## WHAT TO DO
Where a record contains a picture, omit the picture and repeat the rest exactly.

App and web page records
——

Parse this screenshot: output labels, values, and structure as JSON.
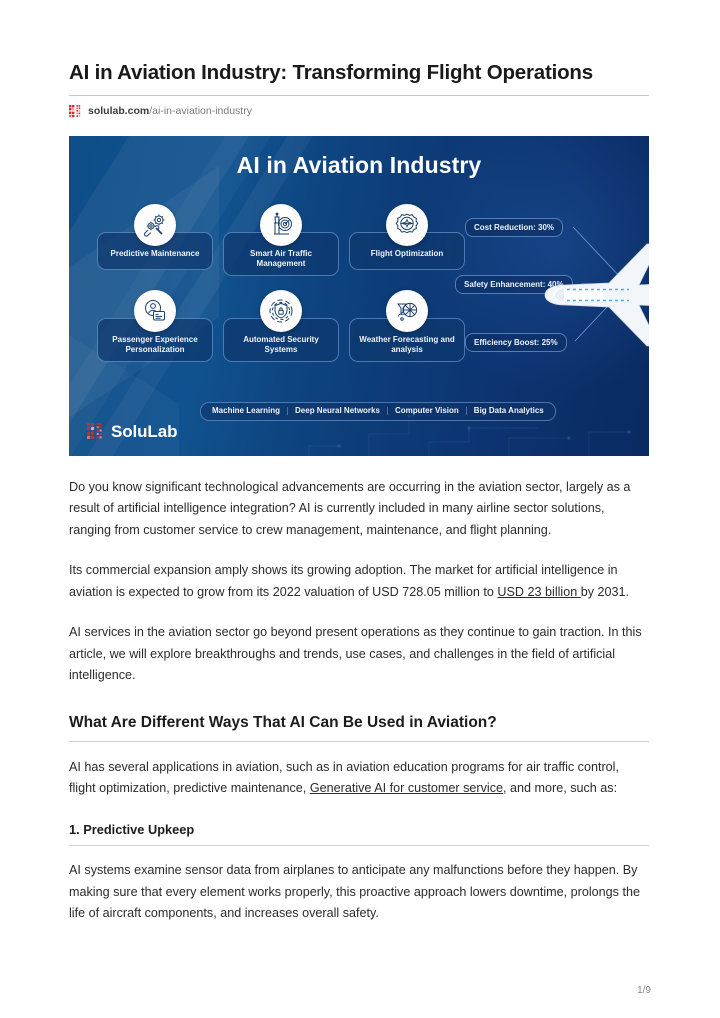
{
  "document": {
    "title": "AI in Aviation Industry: Transforming Flight Operations",
    "source_domain": "solulab.com",
    "source_path": "/ai-in-aviation-industry",
    "favicon_icon": "solulab-pixel-logo-icon",
    "page_indicator": "1/9"
  },
  "hero": {
    "title": "AI in Aviation Industry",
    "brand_name": "SoluLab",
    "brand_mark_icon": "solulab-pixel-logo-icon",
    "airplane_icon": "airplane-top-view-icon",
    "colors": {
      "gradient_start": "#0e4e87",
      "gradient_end": "#0a2a61",
      "card_border": "#96c8ff",
      "text": "#ffffff"
    },
    "cards": [
      {
        "label": "Predictive Maintenance",
        "icon": "gears-wrench-icon"
      },
      {
        "label": "Smart Air Traffic Management",
        "icon": "control-tower-radar-icon"
      },
      {
        "label": "Flight Optimization",
        "icon": "gear-airplane-icon"
      },
      {
        "label": "Passenger Experience Personalization",
        "icon": "passenger-id-card-icon"
      },
      {
        "label": "Automated Security Systems",
        "icon": "shield-lock-icon"
      },
      {
        "label": "Weather Forecasting and analysis",
        "icon": "weather-cloud-icon"
      }
    ],
    "metrics": [
      {
        "label": "Cost Reduction: 30%"
      },
      {
        "label": "Safety Enhancement: 40%"
      },
      {
        "label": "Efficiency Boost: 25%"
      }
    ],
    "tech_tags": [
      "Machine Learning",
      "Deep Neural Networks",
      "Computer Vision",
      "Big Data Analytics"
    ]
  },
  "body": {
    "paragraph_1": "Do you know significant technological advancements are occurring in the aviation sector, largely as a result of artificial intelligence integration? AI is currently included in many airline sector solutions, ranging from customer service to crew management, maintenance, and flight planning.",
    "paragraph_2_before_link": "Its commercial expansion amply shows its growing adoption. The market for artificial intelligence in aviation is expected to grow from its 2022 valuation of USD 728.05 million to ",
    "paragraph_2_link": "USD 23 billion ",
    "paragraph_2_after_link": "by 2031.",
    "paragraph_3": "AI services in the aviation sector go beyond present operations as they continue to gain traction. In this article, we will explore breakthroughs and trends, use cases, and challenges in the field of artificial intelligence.",
    "section_heading": "What Are Different Ways That AI Can Be Used in Aviation?",
    "paragraph_4_before_link": "AI has several applications in aviation, such as in aviation education programs for air traffic control, flight optimization, predictive maintenance, ",
    "paragraph_4_link": "Generative AI for customer service",
    "paragraph_4_after_link": ", and more, such as:",
    "subsection_heading": "1. Predictive Upkeep",
    "paragraph_5": "AI systems examine sensor data from airplanes to anticipate any malfunctions before they happen. By making sure that every element works properly, this proactive approach lowers downtime, prolongs the life of aircraft components, and increases overall safety."
  }
}
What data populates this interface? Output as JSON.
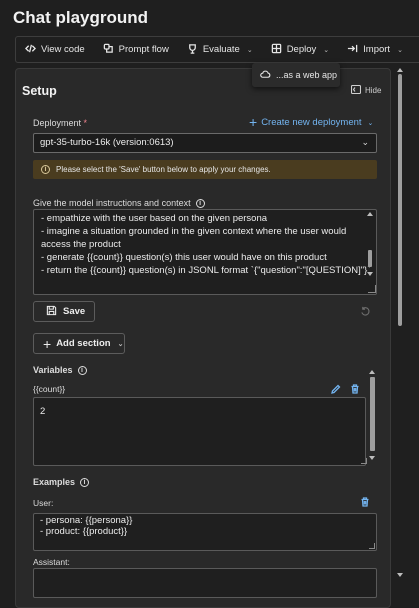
{
  "page": {
    "title": "Chat playground"
  },
  "toolbar": {
    "items": [
      {
        "label": "View code",
        "icon": "code-icon",
        "dropdown": false
      },
      {
        "label": "Prompt flow",
        "icon": "prompt-flow-icon",
        "dropdown": false
      },
      {
        "label": "Evaluate",
        "icon": "evaluate-icon",
        "dropdown": true
      },
      {
        "label": "Deploy",
        "icon": "deploy-icon",
        "dropdown": true
      },
      {
        "label": "Import",
        "icon": "import-icon",
        "dropdown": true
      }
    ]
  },
  "deploy_menu": {
    "option": "...as a web app",
    "icon": "cloud-icon"
  },
  "setup": {
    "title": "Setup",
    "hide_label": "Hide",
    "deployment": {
      "label": "Deployment",
      "required_mark": "*",
      "create_label": "Create new deployment",
      "selected": "gpt-35-turbo-16k (version:0613)"
    },
    "warning": "Please select the 'Save' button below to apply your changes.",
    "instructions": {
      "label": "Give the model instructions and context",
      "lines": [
        "- empathize with the user based on the given persona",
        "- imagine a situation grounded in the given context where the user would",
        "access the product",
        "- generate {{count}} question(s) this user would have on this product",
        "- return the {{count}} question(s) in JSONL format `{\"question\":\"[QUESTION]\"}`"
      ]
    },
    "save_label": "Save",
    "add_section_label": "Add section",
    "variables": {
      "label": "Variables",
      "name": "{{count}}",
      "value": "2"
    },
    "examples": {
      "label": "Examples",
      "user_label": "User:",
      "user_lines": [
        "- persona: {{persona}}",
        "- product: {{product}}"
      ],
      "assistant_label": "Assistant:"
    }
  },
  "colors": {
    "background": "#1f1f1f",
    "panel": "#292929",
    "accent": "#73b4f0",
    "warning_bg": "#4a3c1f",
    "required": "#f0838f"
  }
}
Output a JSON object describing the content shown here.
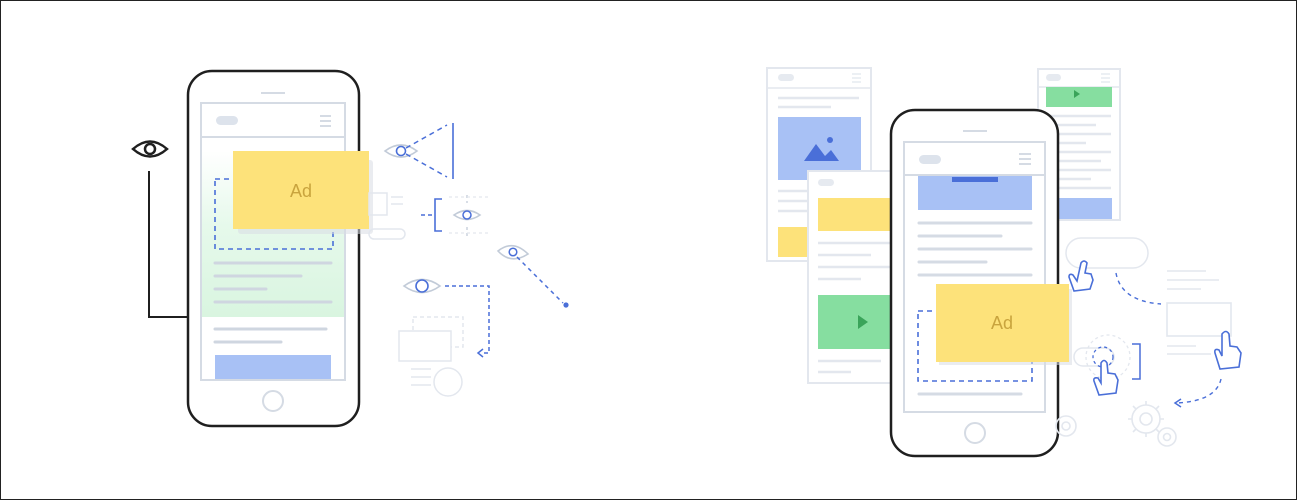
{
  "colors": {
    "outline": "#1f1f1f",
    "light_line": "#e3e7ee",
    "ui_line": "#d5dbe4",
    "accent_blue": "#4a6fd8",
    "blue_fill": "#a8c1f5",
    "yellow_ad": "#fde27a",
    "green_fill": "#86dea0",
    "green_fade": "#e4f8e9",
    "ad_text": "#c9a43e"
  },
  "left_panel": {
    "ad_label": "Ad",
    "icons": [
      "eye-icon",
      "hamburger-menu-icon",
      "home-button-icon"
    ]
  },
  "right_panel": {
    "ad_label": "Ad",
    "icons": [
      "image-icon",
      "play-icon",
      "hand-pointer-icon",
      "gear-icon"
    ]
  }
}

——

## ANSWER BOX
Parse this screenshot: output labels, values, and structure as JSON.
{
  "document": {
    "title": "AI in Aviation Industry: Transforming Flight Operations",
    "source_domain": "solulab.com",
    "source_path": "/ai-in-aviation-industry",
    "favicon_icon": "solulab-pixel-logo-icon",
    "page_indicator": "1/9"
  },
  "hero": {
    "title": "AI in Aviation Industry",
    "brand_name": "SoluLab",
    "brand_mark_icon": "solulab-pixel-logo-icon",
    "airplane_icon": "airplane-top-view-icon",
    "colors": {
      "gradient_start": "#0e4e87",
      "gradient_end": "#0a2a61",
      "card_border": "#96c8ff",
      "text": "#ffffff"
    },
    "cards": [
      {
        "label": "Predictive Maintenance",
        "icon": "gears-wrench-icon"
      },
      {
        "label": "Smart Air Traffic Management",
        "icon": "control-tower-radar-icon"
      },
      {
        "label": "Flight Optimization",
        "icon": "gear-airplane-icon"
      },
      {
        "label": "Passenger Experience Personalization",
        "icon": "passenger-id-card-icon"
      },
      {
        "label": "Automated Security Systems",
        "icon": "shield-lock-icon"
      },
      {
        "label": "Weather Forecasting and analysis",
        "icon": "weather-cloud-icon"
      }
    ],
    "metrics": [
      {
        "label": "Cost Reduction: 30%"
      },
      {
        "label": "Safety Enhancement: 40%"
      },
      {
        "label": "Efficiency Boost: 25%"
      }
    ],
    "tech_tags": [
      "Machine Learning",
      "Deep Neural Networks",
      "Computer Vision",
      "Big Data Analytics"
    ]
  },
  "body": {
    "paragraph_1": "Do you know significant technological advancements are occurring in the aviation sector, largely as a result of artificial intelligence integration? AI is currently included in many airline sector solutions, ranging from customer service to crew management, maintenance, and flight planning.",
    "paragraph_2_before_link": "Its commercial expansion amply shows its growing adoption. The market for artificial intelligence in aviation is expected to grow from its 2022 valuation of USD 728.05 million to ",
    "paragraph_2_link": "USD 23 billion ",
    "paragraph_2_after_link": "by 2031.",
    "paragraph_3": "AI services in the aviation sector go beyond present operations as they continue to gain traction. In this article, we will explore breakthroughs and trends, use cases, and challenges in the field of artificial intelligence.",
    "section_heading": "What Are Different Ways That AI Can Be Used in Aviation?",
    "paragraph_4_before_link": "AI has several applications in aviation, such as in aviation education programs for air traffic control, flight optimization, predictive maintenance, ",
    "paragraph_4_link": "Generative AI for customer service",
    "paragraph_4_after_link": ", and more, such as:",
    "subsection_heading": "1. Predictive Upkeep",
    "paragraph_5": "AI systems examine sensor data from airplanes to anticipate any malfunctions before they happen. By making sure that every element works properly, this proactive approach lowers downtime, prolongs the life of aircraft components, and increases overall safety."
  }
}
What data populates this interface? Output as JSON.
{
  "page": {
    "title": "Chat playground"
  },
  "toolbar": {
    "items": [
      {
        "label": "View code",
        "icon": "code-icon",
        "dropdown": false
      },
      {
        "label": "Prompt flow",
        "icon": "prompt-flow-icon",
        "dropdown": false
      },
      {
        "label": "Evaluate",
        "icon": "evaluate-icon",
        "dropdown": true
      },
      {
        "label": "Deploy",
        "icon": "deploy-icon",
        "dropdown": true
      },
      {
        "label": "Import",
        "icon": "import-icon",
        "dropdown": true
      }
    ]
  },
  "deploy_menu": {
    "option": "...as a web app",
    "icon": "cloud-icon"
  },
  "setup": {
    "title": "Setup",
    "hide_label": "Hide",
    "deployment": {
      "label": "Deployment",
      "required_mark": "*",
      "create_label": "Create new deployment",
      "selected": "gpt-35-turbo-16k (version:0613)"
    },
    "warning": "Please select the 'Save' button below to apply your changes.",
    "instructions": {
      "label": "Give the model instructions and context",
      "lines": [
        "- empathize with the user based on the given persona",
        "- imagine a situation grounded in the given context where the user would",
        "access the product",
        "- generate {{count}} question(s) this user would have on this product",
        "- return the {{count}} question(s) in JSONL format `{\"question\":\"[QUESTION]\"}`"
      ]
    },
    "save_label": "Save",
    "add_section_label": "Add section",
    "variables": {
      "label": "Variables",
      "name": "{{count}}",
      "value": "2"
    },
    "examples": {
      "label": "Examples",
      "user_label": "User:",
      "user_lines": [
        "- persona: {{persona}}",
        "- product: {{product}}"
      ],
      "assistant_label": "Assistant:"
    }
  },
  "colors": {
    "background": "#1f1f1f",
    "panel": "#292929",
    "accent": "#73b4f0",
    "warning_bg": "#4a3c1f",
    "required": "#f0838f"
  }
}
Output a JSON object describing the content shown here.
{
  "colors": {
    "outline": "#1f1f1f",
    "light_line": "#e3e7ee",
    "ui_line": "#d5dbe4",
    "accent_blue": "#4a6fd8",
    "blue_fill": "#a8c1f5",
    "yellow_ad": "#fde27a",
    "green_fill": "#86dea0",
    "green_fade": "#e4f8e9",
    "ad_text": "#c9a43e"
  },
  "left_panel": {
    "ad_label": "Ad",
    "icons": [
      "eye-icon",
      "hamburger-menu-icon",
      "home-button-icon"
    ]
  },
  "right_panel": {
    "ad_label": "Ad",
    "icons": [
      "image-icon",
      "play-icon",
      "hand-pointer-icon",
      "gear-icon"
    ]
  }
}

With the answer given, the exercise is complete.